Simply put, people are impressed by Luis Jerez, who is already among an impressive cohort of students graduating from the University of Virginia on May 22.
McIntire School of Commerce Professor Jeffrey Lovelace didn’t mince words, calling Jerez “one of those students whom you hope you will be lucky enough to get the chance to interact with as a professor.”
Lovelace found Jerez to be among the most intelligent and engaging people he has ever taught at the University. In the classroom, Lovelace said, Jerez’s presence elevates the experience for everyone, and outside of it, the student has demonstrated that he’s a “a true leader of character.”
That high praise for the Roanoke product comes well-deserved as Jerez, a commerce major who concentrated in management and information technology, has dedicated himself to the advancement of others.
Having been part of McIntire’s inaugural Commerce Cohort, a program launched in 2018 to support high-achieving, high-need first-year students with academic mentorship, career preparation and personal development, Jerez and his cohort peers now represent the first crop of participants to graduate from McIntire and other schools across UVA.
Having had the opportunity to get a taste of the Commerce School’s culture by making connections with its faculty, staff and students, he said, the cohort solidified his decision to apply to transfer into McIntire at the end of his second year.
“From the time I started high school, I knew I wanted to pursue an education related to business, and McIntire was the place I needed to be,” Jerez said. “I never considered any other program.”
He insisted that, despite that early interest in the subject matter, the cohort program played a “major role” in his academic success and professional future by supplying essential support and a few much-needed answers during his early days on Grounds.
“Being a first-generation minority student and entering such a prestigious university was tough,” he said. “I didn’t really have a clue what it was going to be like, and I didn’t have any parents or siblings to reach out to for assistance. The Comm Cohort provided me with ample resources and amazing guidance for how to adapt and excel at UVA by teaching me how to play to my strengths, build a personal brand and learn how to face adversity.”
Jerez benefited greatly from the guidance he received, including advice from Assistant Director of Undergraduate Admission Sonia Jiménez, as well as peer input from older students Alexandra Ramella and George Villacis, both 2020 McIntire graduates. All offered compelling encouragement that reminded him to believe in himself, maintain perspective and turn what he had previously seen as a weakness into a strength: his personal experiences.
“During my first two years, I would question whether I truly belonged at the University of Virginia,” he said. “My support group reminded me that I did.”

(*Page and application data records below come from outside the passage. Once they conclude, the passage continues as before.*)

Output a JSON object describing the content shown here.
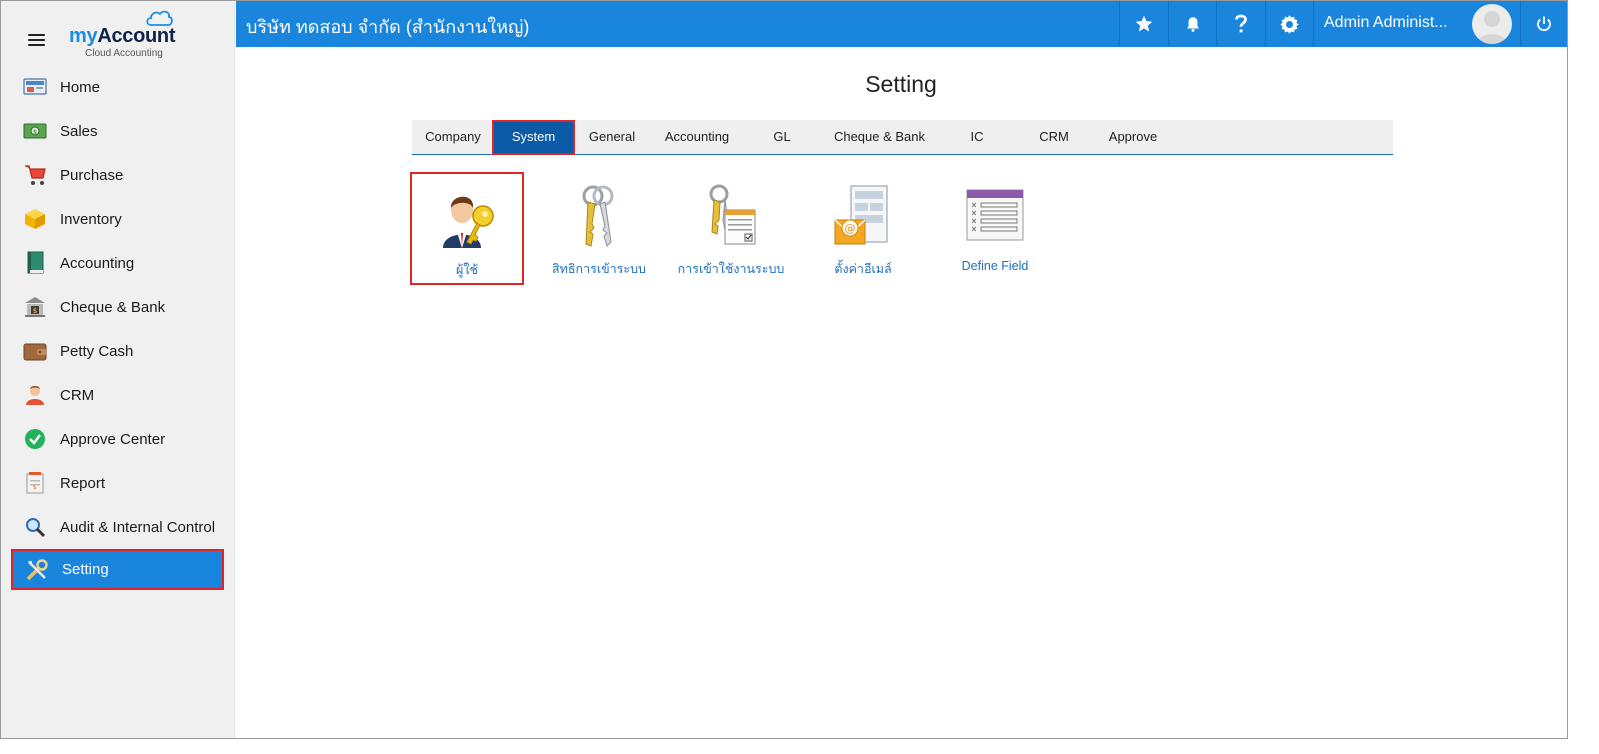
{
  "brand": {
    "name_part1": "my",
    "name_part2": "Account",
    "tagline": "Cloud Accounting"
  },
  "sidebar": {
    "items": [
      {
        "label": "Home",
        "icon": "home-icon"
      },
      {
        "label": "Sales",
        "icon": "sales-money-icon"
      },
      {
        "label": "Purchase",
        "icon": "shopping-cart-icon"
      },
      {
        "label": "Inventory",
        "icon": "box-icon"
      },
      {
        "label": "Accounting",
        "icon": "ledger-book-icon"
      },
      {
        "label": "Cheque & Bank",
        "icon": "bank-icon"
      },
      {
        "label": "Petty Cash",
        "icon": "wallet-icon"
      },
      {
        "label": "CRM",
        "icon": "person-icon"
      },
      {
        "label": "Approve Center",
        "icon": "check-circle-icon"
      },
      {
        "label": "Report",
        "icon": "report-icon"
      },
      {
        "label": "Audit & Internal Control",
        "icon": "magnifier-icon"
      },
      {
        "label": "Setting",
        "icon": "tools-icon",
        "active": true
      }
    ]
  },
  "header": {
    "company": "บริษัท ทดสอบ จำกัด (สำนักงานใหญ่)",
    "user_name": "Admin Administ...",
    "icons": [
      "star-icon",
      "bell-icon",
      "help-icon",
      "gear-icon",
      "power-icon"
    ]
  },
  "main": {
    "title": "Setting",
    "tabs": [
      {
        "label": "Company"
      },
      {
        "label": "System",
        "active": true
      },
      {
        "label": "General"
      },
      {
        "label": "Accounting"
      },
      {
        "label": "GL"
      },
      {
        "label": "Cheque & Bank"
      },
      {
        "label": "IC"
      },
      {
        "label": "CRM"
      },
      {
        "label": "Approve"
      }
    ],
    "tiles": [
      {
        "label": "ผู้ใช้",
        "icon": "user-key-icon",
        "active": true
      },
      {
        "label": "สิทธิการเข้าระบบ",
        "icon": "keys-icon"
      },
      {
        "label": "การเข้าใช้งานระบบ",
        "icon": "key-document-icon"
      },
      {
        "label": "ตั้งค่าอีเมล์",
        "icon": "email-setting-icon"
      },
      {
        "label": "Define Field",
        "icon": "define-field-icon"
      }
    ]
  },
  "colors": {
    "primary": "#1a85dc",
    "highlight": "#e0242a",
    "tab_active": "#0b5aa5",
    "link": "#1f6fbf"
  }
}
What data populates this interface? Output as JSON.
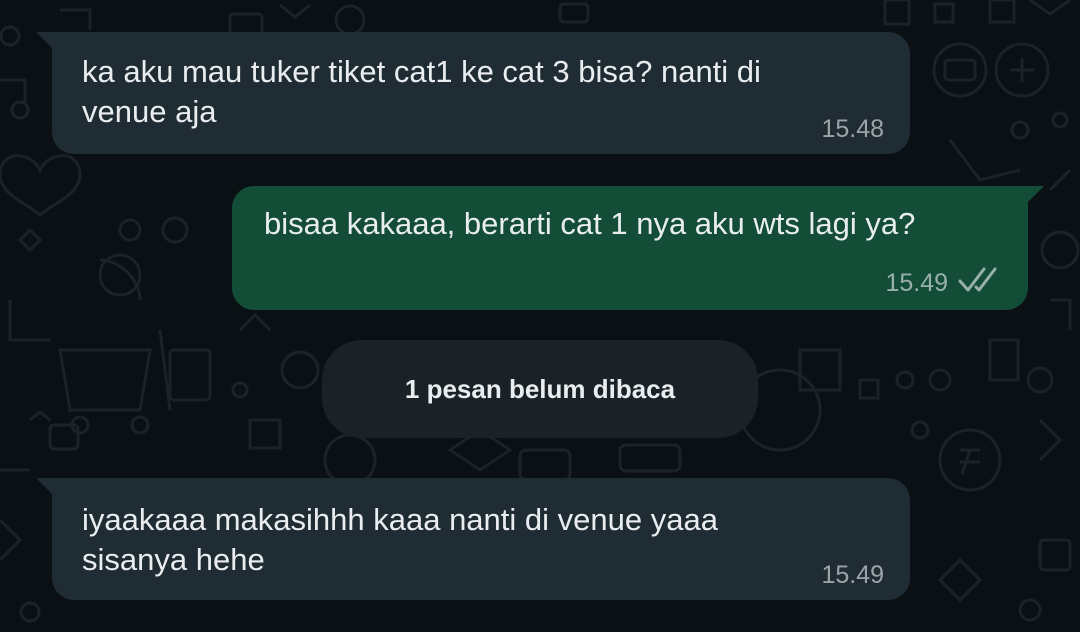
{
  "messages": [
    {
      "direction": "incoming",
      "text": "ka aku mau tuker tiket cat1 ke cat 3 bisa? nanti di\nvenue aja",
      "time": "15.48"
    },
    {
      "direction": "outgoing",
      "text": "bisaa kakaaa, berarti cat 1 nya aku wts lagi ya?",
      "time": "15.49",
      "status_icon": "double-check-icon"
    },
    {
      "direction": "incoming",
      "text": "iyaakaaa makasihhh kaaa nanti di venue yaaa\nsisanya hehe",
      "time": "15.49"
    }
  ],
  "unread_divider": {
    "text": "1 pesan belum dibaca"
  },
  "colors": {
    "background": "#0b1014",
    "incoming_bubble": "#1f2c33",
    "outgoing_bubble": "#134d37",
    "divider_pill": "#1a2227",
    "text": "#e9edef"
  }
}
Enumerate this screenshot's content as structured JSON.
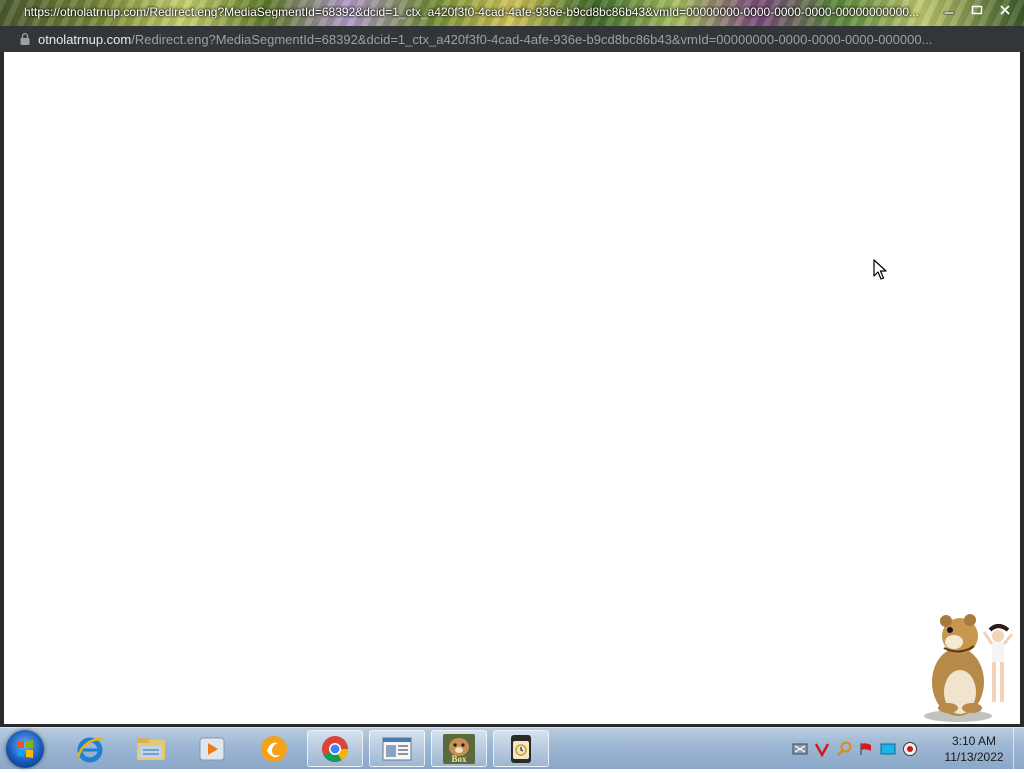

Additionally, the cohort gave him avenues to develop his problem-solving skills and connect with people from a multitude of industries, such as when he represented UVA at two annual editions of the Indiana University’s National Diversity Case Competition.
Upon completing his time in the Commerce Cohort and subsequently enrolling at McIntire, he stayed involved in its mentorship program, serving as head mentor last fall.
“I took on the role because I wanted to assist other students in their academic and personal development, the same way George and Ally helped me,” Jerez said. “I realized they were asking similar questions that I had when I was in their shoes.”
He also paid back the courtesy by supplying tools for those whom he advised, helping them to trust their intuition and develop their confidence. He noted how proud he is of his former mentees, whom he now calls friends.
Commerce Professor Paul Seaborn observed that Jerez stood out for his deep involvement with the coursework, but perhaps more importantly for his determination to act as a classmate and teammate.
“Luis will be successful in his career because of his concern for and interest in others – and his ability to overcome obstacles through hard work,” Seaborn said.
It was in Seaborn’s Global Management course that Jerez realized that myriad work attitudes around the globe underscored the importance of understanding cultural difference in a business context.
“In a world that is more connected than ever, I’ve come to learn how crucial collaboration is and how diversity improves that collaborative approach to addressing organizational problems,” he said.
He explained that diverse groups statistically outperform more homogeneous ones. He saw the advantages firsthand in McIntire peer groups composed of students from different study concentrations and cultures.
As a member of the Latinx Student Network at McIntire, Jerez put his beliefs into practice, spearheading an effort to serve his peers and the local community. By establishing the “Racing Toward the End” fundraiser in the summer of 2020, he and 39 fellow student runners combined to cover 420 miles, raising money for the Advancement Project, a civil rights organization focused on policy change.
“It was very rewarding to know that I and many others could go out and find a way to make in impact for a cause that has plagued our country for so long,” he said.
And as he dedicated himself to helping others as a student, Jerez will now have the chance to do so as a professional, serving clients and working with colleagues as a management consulting associate. He’ll be joining accounting firm RSM in its McLean office in mid-July, applying both the technical and interpersonal skills he developed at the University.
“I will have the opportunity to showcase my talents and drive value,” he said. “That’s important to me because I have spent the past four years learning and practicing. Now I’ll get the chance to perform at another level.”